— WHAT IS BEING ASKED —
Word for word, repeat each record that follows.
** GIVEN DATA follows **
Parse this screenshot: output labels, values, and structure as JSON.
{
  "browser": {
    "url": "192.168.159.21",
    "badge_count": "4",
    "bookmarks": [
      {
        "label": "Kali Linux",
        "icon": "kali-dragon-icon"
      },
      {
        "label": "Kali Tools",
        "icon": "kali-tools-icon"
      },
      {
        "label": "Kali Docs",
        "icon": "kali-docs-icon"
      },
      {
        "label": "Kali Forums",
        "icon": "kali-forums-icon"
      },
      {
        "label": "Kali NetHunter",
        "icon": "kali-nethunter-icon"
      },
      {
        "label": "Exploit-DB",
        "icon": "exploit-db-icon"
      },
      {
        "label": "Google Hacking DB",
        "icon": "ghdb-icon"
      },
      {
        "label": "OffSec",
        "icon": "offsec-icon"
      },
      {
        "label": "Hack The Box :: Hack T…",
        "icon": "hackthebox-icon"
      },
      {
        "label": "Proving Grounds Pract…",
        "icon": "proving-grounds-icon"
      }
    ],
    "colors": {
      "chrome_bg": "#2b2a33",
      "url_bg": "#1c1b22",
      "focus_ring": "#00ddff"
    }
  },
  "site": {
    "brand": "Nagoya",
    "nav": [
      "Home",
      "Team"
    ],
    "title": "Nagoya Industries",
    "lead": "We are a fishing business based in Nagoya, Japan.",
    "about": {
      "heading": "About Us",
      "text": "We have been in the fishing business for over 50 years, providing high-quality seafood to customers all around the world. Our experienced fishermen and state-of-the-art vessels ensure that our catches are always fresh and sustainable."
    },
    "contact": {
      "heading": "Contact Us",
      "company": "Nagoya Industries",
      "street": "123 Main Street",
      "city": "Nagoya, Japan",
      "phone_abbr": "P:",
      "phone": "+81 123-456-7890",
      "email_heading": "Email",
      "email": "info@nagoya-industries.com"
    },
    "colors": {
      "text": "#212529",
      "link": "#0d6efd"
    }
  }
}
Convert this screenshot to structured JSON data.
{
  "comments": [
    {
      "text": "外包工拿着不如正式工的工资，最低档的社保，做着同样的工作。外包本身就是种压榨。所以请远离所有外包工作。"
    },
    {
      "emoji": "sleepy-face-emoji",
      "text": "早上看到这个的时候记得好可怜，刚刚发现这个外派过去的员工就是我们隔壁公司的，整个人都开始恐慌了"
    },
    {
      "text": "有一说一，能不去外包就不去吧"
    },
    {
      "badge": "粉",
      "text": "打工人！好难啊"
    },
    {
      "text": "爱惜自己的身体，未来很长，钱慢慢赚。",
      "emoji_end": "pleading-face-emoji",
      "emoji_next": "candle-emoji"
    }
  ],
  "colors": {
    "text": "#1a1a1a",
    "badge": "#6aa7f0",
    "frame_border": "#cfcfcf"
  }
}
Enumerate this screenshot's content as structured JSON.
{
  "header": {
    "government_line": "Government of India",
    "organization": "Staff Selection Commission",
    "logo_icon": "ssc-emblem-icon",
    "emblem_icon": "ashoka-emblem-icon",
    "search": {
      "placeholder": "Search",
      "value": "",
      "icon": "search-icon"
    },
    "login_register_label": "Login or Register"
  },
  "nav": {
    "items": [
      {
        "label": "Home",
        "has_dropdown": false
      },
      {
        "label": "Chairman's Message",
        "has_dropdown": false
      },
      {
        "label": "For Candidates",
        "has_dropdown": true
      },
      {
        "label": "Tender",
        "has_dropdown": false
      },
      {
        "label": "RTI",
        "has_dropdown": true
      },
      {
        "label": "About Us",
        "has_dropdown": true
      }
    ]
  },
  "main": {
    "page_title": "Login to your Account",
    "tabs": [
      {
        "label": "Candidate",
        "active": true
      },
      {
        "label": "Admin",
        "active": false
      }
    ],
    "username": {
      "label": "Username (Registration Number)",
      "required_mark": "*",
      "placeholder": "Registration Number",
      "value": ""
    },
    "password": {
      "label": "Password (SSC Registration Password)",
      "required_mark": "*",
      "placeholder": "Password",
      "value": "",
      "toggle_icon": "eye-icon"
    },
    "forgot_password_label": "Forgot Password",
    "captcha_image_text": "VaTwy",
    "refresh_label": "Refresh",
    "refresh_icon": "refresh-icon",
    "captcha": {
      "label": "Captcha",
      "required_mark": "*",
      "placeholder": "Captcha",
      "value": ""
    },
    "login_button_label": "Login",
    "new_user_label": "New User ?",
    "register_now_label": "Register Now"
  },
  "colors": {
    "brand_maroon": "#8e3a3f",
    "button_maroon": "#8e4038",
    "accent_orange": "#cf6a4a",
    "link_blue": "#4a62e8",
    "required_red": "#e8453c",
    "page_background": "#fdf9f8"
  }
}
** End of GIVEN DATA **
— REPLY TO THE EXERCISE —
Parse this screenshot: output labels, values, and structure as JSON.
{
  "browser": {
    "url": "192.168.159.21",
    "badge_count": "4",
    "bookmarks": [
      {
        "label": "Kali Linux",
        "icon": "kali-dragon-icon"
      },
      {
        "label": "Kali Tools",
        "icon": "kali-tools-icon"
      },
      {
        "label": "Kali Docs",
        "icon": "kali-docs-icon"
      },
      {
        "label": "Kali Forums",
        "icon": "kali-forums-icon"
      },
      {
        "label": "Kali NetHunter",
        "icon": "kali-nethunter-icon"
      },
      {
        "label": "Exploit-DB",
        "icon": "exploit-db-icon"
      },
      {
        "label": "Google Hacking DB",
        "icon": "ghdb-icon"
      },
      {
        "label": "OffSec",
        "icon": "offsec-icon"
      },
      {
        "label": "Hack The Box :: Hack T…",
        "icon": "hackthebox-icon"
      },
      {
        "label": "Proving Grounds Pract…",
        "icon": "proving-grounds-icon"
      }
    ],
    "colors": {
      "chrome_bg": "#2b2a33",
      "url_bg": "#1c1b22",
      "focus_ring": "#00ddff"
    }
  },
  "site": {
    "brand": "Nagoya",
    "nav": [
      "Home",
      "Team"
    ],
    "title": "Nagoya Industries",
    "lead": "We are a fishing business based in Nagoya, Japan.",
    "about": {
      "heading": "About Us",
      "text": "We have been in the fishing business for over 50 years, providing high-quality seafood to customers all around the world. Our experienced fishermen and state-of-the-art vessels ensure that our catches are always fresh and sustainable."
    },
    "contact": {
      "heading": "Contact Us",
      "company": "Nagoya Industries",
      "street": "123 Main Street",
      "city": "Nagoya, Japan",
      "phone_abbr": "P:",
      "phone": "+81 123-456-7890",
      "email_heading": "Email",
      "email": "info@nagoya-industries.com"
    },
    "colors": {
      "text": "#212529",
      "link": "#0d6efd"
    }
  }
}
Convert this screenshot to structured JSON data.
{
  "comments": [
    {
      "text": "外包工拿着不如正式工的工资，最低档的社保，做着同样的工作。外包本身就是种压榨。所以请远离所有外包工作。"
    },
    {
      "emoji": "sleepy-face-emoji",
      "text": "早上看到这个的时候记得好可怜，刚刚发现这个外派过去的员工就是我们隔壁公司的，整个人都开始恐慌了"
    },
    {
      "text": "有一说一，能不去外包就不去吧"
    },
    {
      "badge": "粉",
      "text": "打工人！好难啊"
    },
    {
      "text": "爱惜自己的身体，未来很长，钱慢慢赚。",
      "emoji_end": "pleading-face-emoji",
      "emoji_next": "candle-emoji"
    }
  ],
  "colors": {
    "text": "#1a1a1a",
    "badge": "#6aa7f0",
    "frame_border": "#cfcfcf"
  }
}
Enumerate this screenshot's content as structured JSON.
{
  "header": {
    "government_line": "Government of India",
    "organization": "Staff Selection Commission",
    "logo_icon": "ssc-emblem-icon",
    "emblem_icon": "ashoka-emblem-icon",
    "search": {
      "placeholder": "Search",
      "value": "",
      "icon": "search-icon"
    },
    "login_register_label": "Login or Register"
  },
  "nav": {
    "items": [
      {
        "label": "Home",
        "has_dropdown": false
      },
      {
        "label": "Chairman's Message",
        "has_dropdown": false
      },
      {
        "label": "For Candidates",
        "has_dropdown": true
      },
      {
        "label": "Tender",
        "has_dropdown": false
      },
      {
        "label": "RTI",
        "has_dropdown": true
      },
      {
        "label": "About Us",
        "has_dropdown": true
      }
    ]
  },
  "main": {
    "page_title": "Login to your Account",
    "tabs": [
      {
        "label": "Candidate",
        "active": true
      },
      {
        "label": "Admin",
        "active": false
      }
    ],
    "username": {
      "label": "Username (Registration Number)",
      "required_mark": "*",
      "placeholder": "Registration Number",
      "value": ""
    },
    "password": {
      "label": "Password (SSC Registration Password)",
      "required_mark": "*",
      "placeholder": "Password",
      "value": "",
      "toggle_icon": "eye-icon"
    },
    "forgot_password_label": "Forgot Password",
    "captcha_image_text": "VaTwy",
    "refresh_label": "Refresh",
    "refresh_icon": "refresh-icon",
    "captcha": {
      "label": "Captcha",
      "required_mark": "*",
      "placeholder": "Captcha",
      "value": ""
    },
    "login_button_label": "Login",
    "new_user_label": "New User ?",
    "register_now_label": "Register Now"
  },
  "colors": {
    "brand_maroon": "#8e3a3f",
    "button_maroon": "#8e4038",
    "accent_orange": "#cf6a4a",
    "link_blue": "#4a62e8",
    "required_red": "#e8453c",
    "page_background": "#fdf9f8"
  }
}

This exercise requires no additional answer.